▸ What to produce: Without the pictures, set down everything in the listing exactly.

▸ Information supplied:

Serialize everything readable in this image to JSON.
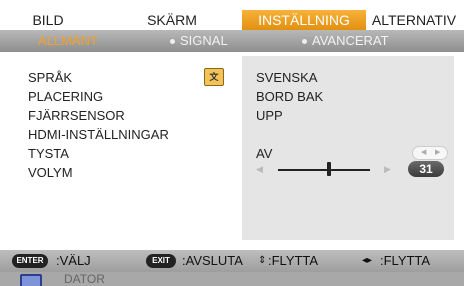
{
  "tabs": [
    "BILD",
    "SKÄRM",
    "INSTÄLLNING",
    "ALTERNATIV"
  ],
  "subtabs": [
    "ALLMÄNT",
    "SIGNAL",
    "AVANCERAT"
  ],
  "settings": {
    "labels": [
      "SPRÅK",
      "PLACERING",
      "FJÄRRSENSOR",
      "HDMI-INSTÄLLNINGAR",
      "TYSTA",
      "VOLYM"
    ],
    "values": [
      "SVENSKA",
      "BORD BAK",
      "UPP",
      "",
      "AV",
      ""
    ],
    "volume_value": "31",
    "volume_level": 0.55
  },
  "help": {
    "enter_key": "ENTER",
    "enter_label": ":VÄLJ",
    "exit_key": "EXIT",
    "exit_label": ":AVSLUTA",
    "move1_label": ":FLYTTA",
    "move2_label": ":FLYTTA"
  },
  "source": {
    "label": "DATOR"
  },
  "colors": {
    "active_tab": "#f2a22a",
    "subbar": "#a0a0a0",
    "value_panel": "#e5e5e5"
  },
  "icons": [
    "language-icon",
    "up-down-arrow-icon",
    "left-right-arrow-icon",
    "computer-source-icon"
  ]
}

▸ Output below:
Serialize everything readable in this image to JSON.
{
  "tabs": [
    "BILD",
    "SKÄRM",
    "INSTÄLLNING",
    "ALTERNATIV"
  ],
  "subtabs": [
    "ALLMÄNT",
    "SIGNAL",
    "AVANCERAT"
  ],
  "settings": {
    "labels": [
      "SPRÅK",
      "PLACERING",
      "FJÄRRSENSOR",
      "HDMI-INSTÄLLNINGAR",
      "TYSTA",
      "VOLYM"
    ],
    "values": [
      "SVENSKA",
      "BORD BAK",
      "UPP",
      "",
      "AV",
      ""
    ],
    "volume_value": "31",
    "volume_level": 0.55
  },
  "help": {
    "enter_key": "ENTER",
    "enter_label": ":VÄLJ",
    "exit_key": "EXIT",
    "exit_label": ":AVSLUTA",
    "move1_label": ":FLYTTA",
    "move2_label": ":FLYTTA"
  },
  "source": {
    "label": "DATOR"
  },
  "colors": {
    "active_tab": "#f2a22a",
    "subbar": "#a0a0a0",
    "value_panel": "#e5e5e5"
  },
  "icons": [
    "language-icon",
    "up-down-arrow-icon",
    "left-right-arrow-icon",
    "computer-source-icon"
  ]
}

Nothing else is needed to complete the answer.